But some people are still buying SUVs, and they are your target audience if you've got one to sell. "Whether they feel they need one to fit a growing family or they are in a business that requires hauling materials, there still is some demand," says Leslie Vander Baan, owner of Automotive Consignment in Charlotte, N.C., an owner-to-owner car lot where she continues to sell some Hummers and other large SUVs.

Here are a few tips:

Sell to individuals, not dealers: It is harder to get the price you want with dealers, of course, since they need to resell the vehicle at a profit. "You will always make more selling to a private party—an individual—than you'll get in a trade-in," Vander Baan says.

Shell has gone down the usual avenues in trying to sell his 4Runner: He wrote "For Sale" and his phone number on its windows and put it on Craigslist, but he never got much attention. A Facebook ad got the best results. The ad cost a few bucks to post and was viewed by about 100 people. The highest offer he's gotten so far—$17,000—was just $700 away from the price at which the SUV was valued at sites like Kelley Blue Book. (KBB values can change daily with demand and other factors.) That's $5,000 more than he was offered at a trade-in car lot. He also handed out fliers at a nearby college with the Web address where pictures of and details about the vehicle are displayed. In the first few days, four people came to test-drive the 4Runner, but no one made an offer Shell liked.

Leave on bells and whistles: While SUV owners are sometimes advised to take off the rooftop carrier to remove some weight—and be able to advertise better mileage—this could be counterproductive. Any extras that could attract a buyer should be left as they are. What he's learned from inquiries about his SUV, Shell says, is that "people want it as stocked as you can get it."

Lower prices: It may seem obvious, but lowering the price of an SUV to get something for it is better than never selling it at all. Cars can be very personal objects, but try to detach your emotions and view the sale of your vehicle with an analytical eye. "In this climate, you have to be willing to sell your vehicle for less than you think it's worth," Vander Baan says.

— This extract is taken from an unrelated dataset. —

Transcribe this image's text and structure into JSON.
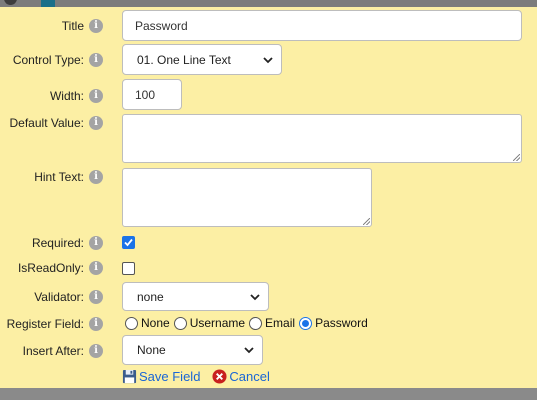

She and her husband drive a big 2007 Chevrolet Tahoe, so they know the cost of driving a gas guzzler. The Tahoe eats up about $3,500 a year in fuel. To ease the pain for buyers, Vander Baan suggests calculating the amount the driver would pay for one year of gas (based on the standard 12,000 miles per year) and offer to deduct that amount from the price. Shell checks his car's value on the Kelley Blue Book website often, so he can adjust his asking price if needed.